by J. T. Townley
So I rang the bell, Chuck answered, and we stared at each other through the screen door. You remember Chuck. He had a cold beer in his hand. He still wore his uniform, though untucked, shoeless, no gun. He grimaced at my companions, then said: Continue reading
by Karen Wunsch
On an overcast day in December Sophie, thirty-three, had lunch with her dad at a small French restaurant near the Museum of Modern Art. He used to eat there with his parents. She and her dad particularly liked the omelettes. Looking out the window she saw it was drizzling and realized she’d forgotten her umbrella. She knew that although her dad was going back to work and she’d be going home, he’d urge her to take his.
by Trish Annese
I meet M. in Prague on a lonesome Sunday in March as I chase a lost turquoise scarf down an asphalt alley and she retrieves it, stepping from the recesses of a darkened doorway—a mistress of ceremonies stepping into the spotlight—and restoring it to me with a flourish.
by Kathryn Haueisen
(from Mayflower Chronicles: The Tale of Two Cultures)
William rode on alone for another half hour until he spotted a house at the edge of a forest. Smoke rising from the stone chimney gave him hope this might be where he and Good Fortune could rest for the night. A dog barking announced his approach. William stayed mounted as the barking spaniel ran circles around them. Good Fortune moved back and forth and side to side to dodge the dog. Mercifully, the horse didn’t rear up. Continue reading
by Darryl Halbrooks

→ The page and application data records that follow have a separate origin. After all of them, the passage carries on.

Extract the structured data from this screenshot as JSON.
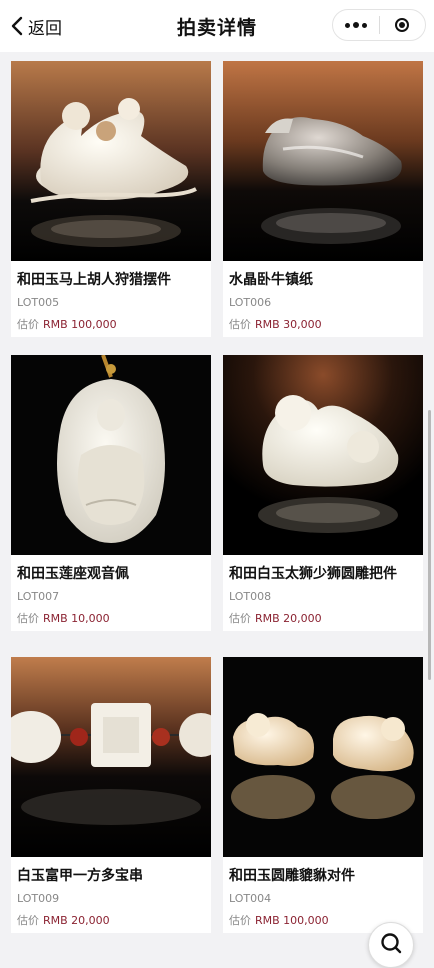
{
  "header": {
    "back_label": "返回",
    "title": "拍卖详情"
  },
  "items": [
    {
      "name": "和田玉马上胡人狩猎摆件",
      "lot": "LOT005",
      "estimate_label": "估价",
      "estimate": "RMB 100,000"
    },
    {
      "name": "水晶卧牛镇纸",
      "lot": "LOT006",
      "estimate_label": "估价",
      "estimate": "RMB 30,000"
    },
    {
      "name": "和田玉莲座观音佩",
      "lot": "LOT007",
      "estimate_label": "估价",
      "estimate": "RMB 10,000"
    },
    {
      "name": "和田白玉太狮少狮圆雕把件",
      "lot": "LOT008",
      "estimate_label": "估价",
      "estimate": "RMB 20,000"
    },
    {
      "name": "白玉富甲一方多宝串",
      "lot": "LOT009",
      "estimate_label": "估价",
      "estimate": "RMB 20,000"
    },
    {
      "name": "和田玉圆雕貔貅对件",
      "lot": "LOT004",
      "estimate_label": "估价",
      "estimate": "RMB 100,000"
    }
  ],
  "colors": {
    "price": "#8b2332",
    "muted": "#888888"
  }
}
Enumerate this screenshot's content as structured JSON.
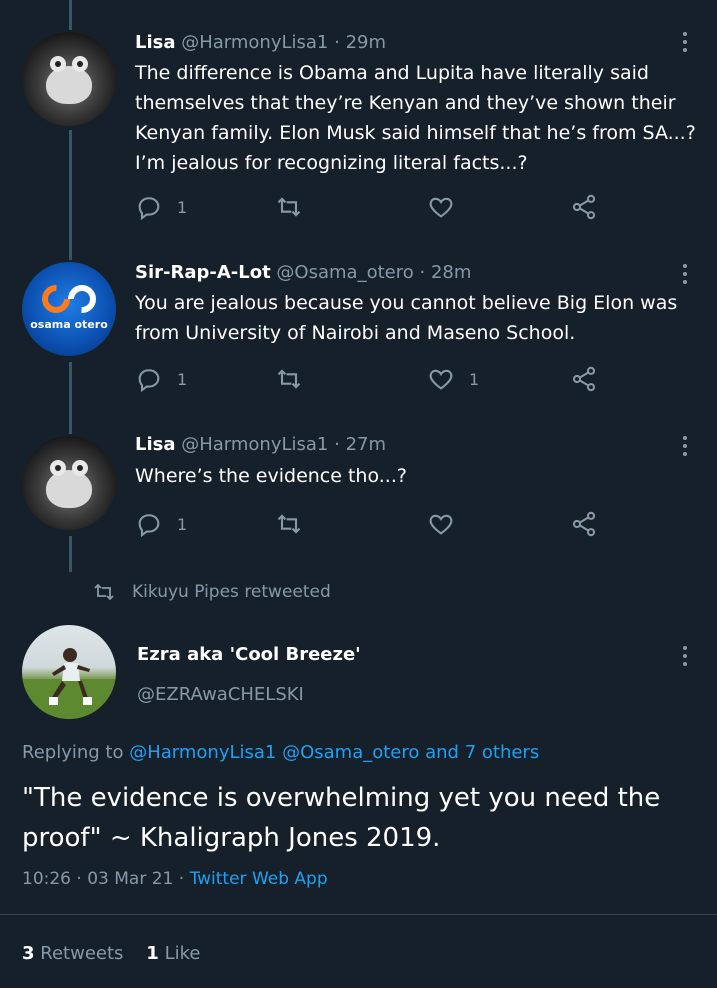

“When was the last time you talked to your dad?” Jennifer asks.
“I don’t know, maybe five years. Something like that.”
“I know you don’t want to, but maybe you should call.”
“I’ve seen grown men pull their own heads off rather than talk to Dad.”
She ignores my oft-used Monty Python line.
“He’s in the vulnerable population you know.” Continue reading